NEW YORK, Feb 12 - In a squeak barely audible under the buzz of its human genome publication announcement, Celera said Monday that it has completed an initial assembly of the mouse genome using its whole genome assembly method.
The company, which began sequencing the mouse last April, said it has sequenced 15.8 million base pairs for 5.5X, or 99 percent, coverage of the genome for t hree strains of mouse: the 129/SvJ, DBA/2J, and A/J strains.
The company will now begin annotating the genome and will refine the assembly. The mouse database, which is available to academic and commercial subscribers, includes a mouse-human overlay of conserved regions.
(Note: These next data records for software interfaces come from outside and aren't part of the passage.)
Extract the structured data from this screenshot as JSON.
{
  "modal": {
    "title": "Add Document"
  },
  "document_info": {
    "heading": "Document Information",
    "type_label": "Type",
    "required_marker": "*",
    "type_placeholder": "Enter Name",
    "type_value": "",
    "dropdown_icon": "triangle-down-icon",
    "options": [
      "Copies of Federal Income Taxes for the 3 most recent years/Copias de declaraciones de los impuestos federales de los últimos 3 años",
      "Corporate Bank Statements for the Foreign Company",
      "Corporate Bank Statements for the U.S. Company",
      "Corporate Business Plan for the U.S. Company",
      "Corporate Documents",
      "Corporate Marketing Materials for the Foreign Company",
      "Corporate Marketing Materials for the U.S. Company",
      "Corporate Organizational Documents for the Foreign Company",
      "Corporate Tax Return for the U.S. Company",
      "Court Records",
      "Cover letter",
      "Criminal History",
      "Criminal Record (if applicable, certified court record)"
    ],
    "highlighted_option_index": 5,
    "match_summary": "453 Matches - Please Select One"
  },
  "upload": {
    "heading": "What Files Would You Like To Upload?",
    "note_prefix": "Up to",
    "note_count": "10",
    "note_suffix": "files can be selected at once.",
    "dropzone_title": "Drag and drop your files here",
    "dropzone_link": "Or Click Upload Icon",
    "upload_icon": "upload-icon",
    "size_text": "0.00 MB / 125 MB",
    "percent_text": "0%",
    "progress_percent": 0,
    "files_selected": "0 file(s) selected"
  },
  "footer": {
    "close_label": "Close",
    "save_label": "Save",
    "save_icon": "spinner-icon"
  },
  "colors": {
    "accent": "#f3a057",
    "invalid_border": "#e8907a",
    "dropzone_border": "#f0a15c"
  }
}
Celera also has located numerous SNPs among the three mouse strains. It previously said it would compile these into a mouse SNP database that researchers who subscribe to Celera’s data can use to make sense out of their genomic data.
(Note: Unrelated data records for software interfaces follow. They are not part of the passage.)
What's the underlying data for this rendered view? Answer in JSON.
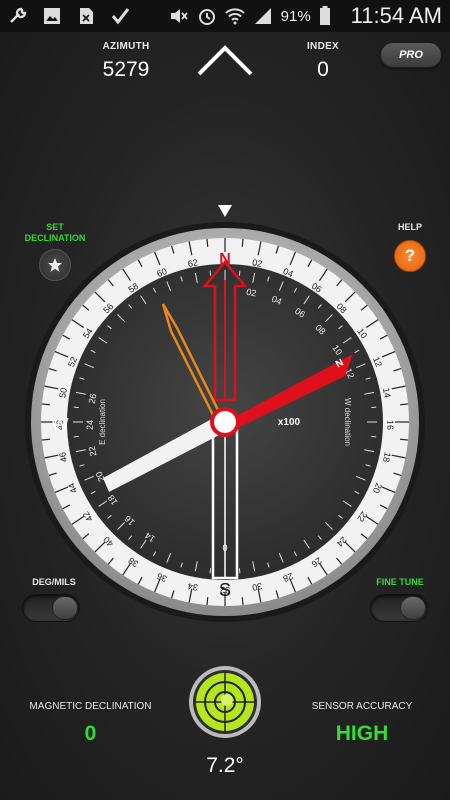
{
  "status": {
    "battery": "91%",
    "time": "11:54 AM",
    "icons": [
      "wrench-icon",
      "image-icon",
      "sim-icon",
      "check-icon",
      "mute-icon",
      "alarm-icon",
      "wifi-icon",
      "signal-icon",
      "battery-icon"
    ]
  },
  "azimuth": {
    "label": "AZIMUTH",
    "value": "5279"
  },
  "index": {
    "label": "INDEX",
    "value": "0"
  },
  "pro_label": "PRO",
  "set_declination": {
    "line1": "SET",
    "line2": "DECLINATION"
  },
  "help_label": "HELP",
  "help_icon": "?",
  "deg_mils_label": "DEG/MILS",
  "fine_tune_label": "FINE TUNE",
  "magnetic_declination": {
    "label": "MAGNETIC DECLINATION",
    "value": "0"
  },
  "sensor_accuracy": {
    "label": "SENSOR ACCURACY",
    "value": "HIGH"
  },
  "tilt_angle": "7.2°",
  "compass": {
    "north": "N",
    "south": "S",
    "east": "E",
    "west": "W",
    "multiplier": "x100",
    "e_declination_label": "E declination",
    "w_declination_label": "W declination",
    "needle_label": "N",
    "bezel_center_value": "0",
    "mils_labels": [
      "02",
      "04",
      "06",
      "08",
      "10",
      "12",
      "14",
      "16",
      "18",
      "20",
      "22",
      "24",
      "26",
      "28",
      "30",
      "32",
      "34",
      "36",
      "38",
      "40",
      "42",
      "44",
      "46",
      "48",
      "50",
      "52",
      "54",
      "56",
      "58",
      "60",
      "62",
      "0"
    ],
    "inner_labels_east": [
      "02",
      "04",
      "06",
      "08",
      "10",
      "12"
    ],
    "inner_labels_west": [
      "14",
      "16",
      "18",
      "20",
      "22",
      "24",
      "26"
    ]
  },
  "colors": {
    "accent_green": "#33dd33",
    "needle_red": "#e0101a",
    "help_orange": "#f07a1c"
  }
}
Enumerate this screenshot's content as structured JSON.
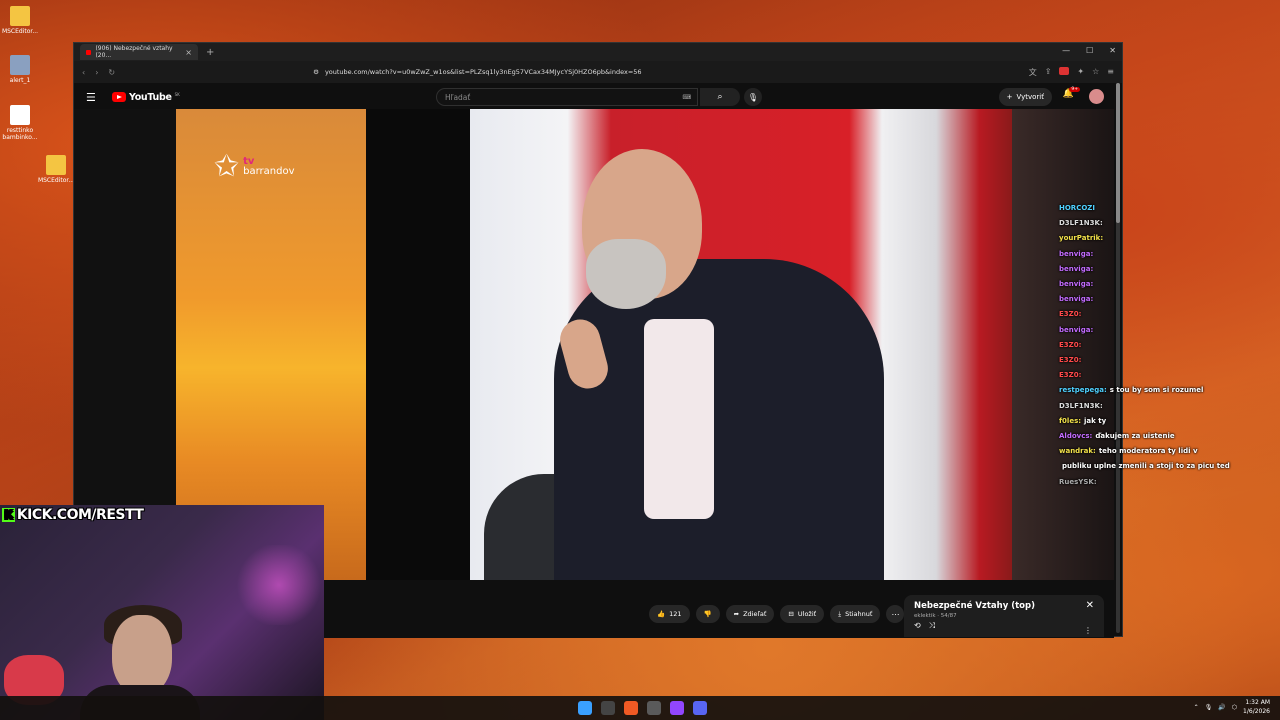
{
  "desktop": {
    "icons": [
      {
        "label": "MSCEditor...",
        "kind": "folder"
      },
      {
        "label": "alert_1",
        "kind": "bot"
      },
      {
        "label": "resttinko bambinko...",
        "kind": "doc"
      },
      {
        "label": "MSCEditor...",
        "kind": "folder"
      }
    ]
  },
  "browser": {
    "tab_title": "(906) Nebezpečné vztahy (20...",
    "new_tab": "+",
    "url": "youtube.com/watch?v=u0wZwZ_w1os&list=PLZsq1ly3nEg57VCax34MJycYSj0HZO6pb&index=56",
    "window_controls": [
      "—",
      "☐",
      "✕"
    ]
  },
  "youtube": {
    "logo_text": "YouTube",
    "logo_cc": "SK",
    "search_placeholder": "Hľadať",
    "create_label": "Vytvoriť",
    "notif_badge": "9+"
  },
  "video": {
    "channel_watermark": "barrandov",
    "channel_tv": "tv"
  },
  "chat": [
    {
      "user": "HORCOZI",
      "msg": "",
      "color": "#4fd1ff"
    },
    {
      "user": "D3LF1N3K:",
      "msg": "",
      "color": "#dddddd"
    },
    {
      "user": "yourPatrik:",
      "msg": "",
      "color": "#f2e14a"
    },
    {
      "user": "benviga:",
      "msg": "",
      "color": "#c36bff"
    },
    {
      "user": "benviga:",
      "msg": "",
      "color": "#c36bff"
    },
    {
      "user": "benviga:",
      "msg": "",
      "color": "#c36bff"
    },
    {
      "user": "benviga:",
      "msg": "",
      "color": "#c36bff"
    },
    {
      "user": "E3Z0:",
      "msg": "",
      "color": "#ff4a4a"
    },
    {
      "user": "benviga:",
      "msg": "",
      "color": "#c36bff"
    },
    {
      "user": "E3Z0:",
      "msg": "",
      "color": "#ff4a4a"
    },
    {
      "user": "E3Z0:",
      "msg": "",
      "color": "#ff4a4a"
    },
    {
      "user": "E3Z0:",
      "msg": "",
      "color": "#ff4a4a"
    },
    {
      "user": "restpepega:",
      "msg": "s tou by som si rozumel",
      "color": "#4fd1ff"
    },
    {
      "user": "D3LF1N3K:",
      "msg": "",
      "color": "#dddddd"
    },
    {
      "user": "f0les:",
      "msg": "jak ty",
      "color": "#f2e14a"
    },
    {
      "user": "Aldovcs:",
      "msg": "ďakujem za uistenie",
      "color": "#c36bff"
    },
    {
      "user": "wandrak:",
      "msg": "teho moderatora ty lidi v",
      "color": "#f2e14a"
    },
    {
      "user": "",
      "msg": "publiku uplne zmenili a stoji to za picu ted",
      "color": "#ffffff"
    },
    {
      "user": "RuesYSK:",
      "msg": "",
      "color": "#aaaaaa"
    }
  ],
  "actions": {
    "likes": "121",
    "share": "Zdieľať",
    "save": "Uložiť",
    "download": "Stiahnuť"
  },
  "playlist": {
    "title": "Nebezpečné Vztahy (top)",
    "subtitle": "eklektik · 54/87"
  },
  "stream": {
    "kick_label": "KICK.COM/RESTT",
    "kick_k": "K"
  },
  "taskbar": {
    "time": "1:32 AM",
    "date": "1/6/2026"
  }
}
In October, when the company announced it had reached at milestone of 9.3 million base pairs of the mouse genome, it said it would rely mainly on sequence data from a rival public-private consortium to finish the project.
This consortium, whose members include MIT’s Whitehead Institute for Biomedical Research, Washington University School of Medicine in St. Louis, and the Sanger Center in the UK, began sequencing the C57BL6/J mouse, commonly called “Black 6,” in October.
This consortium initially said it would have 2.5X to 3X coverage of about 95 percent of the unassembled mouse genome by this February, but so far has made no official announcement of its progress.
Unofficially, researchers at the Sanger Center have said they are finished with their portion of the mouse genome.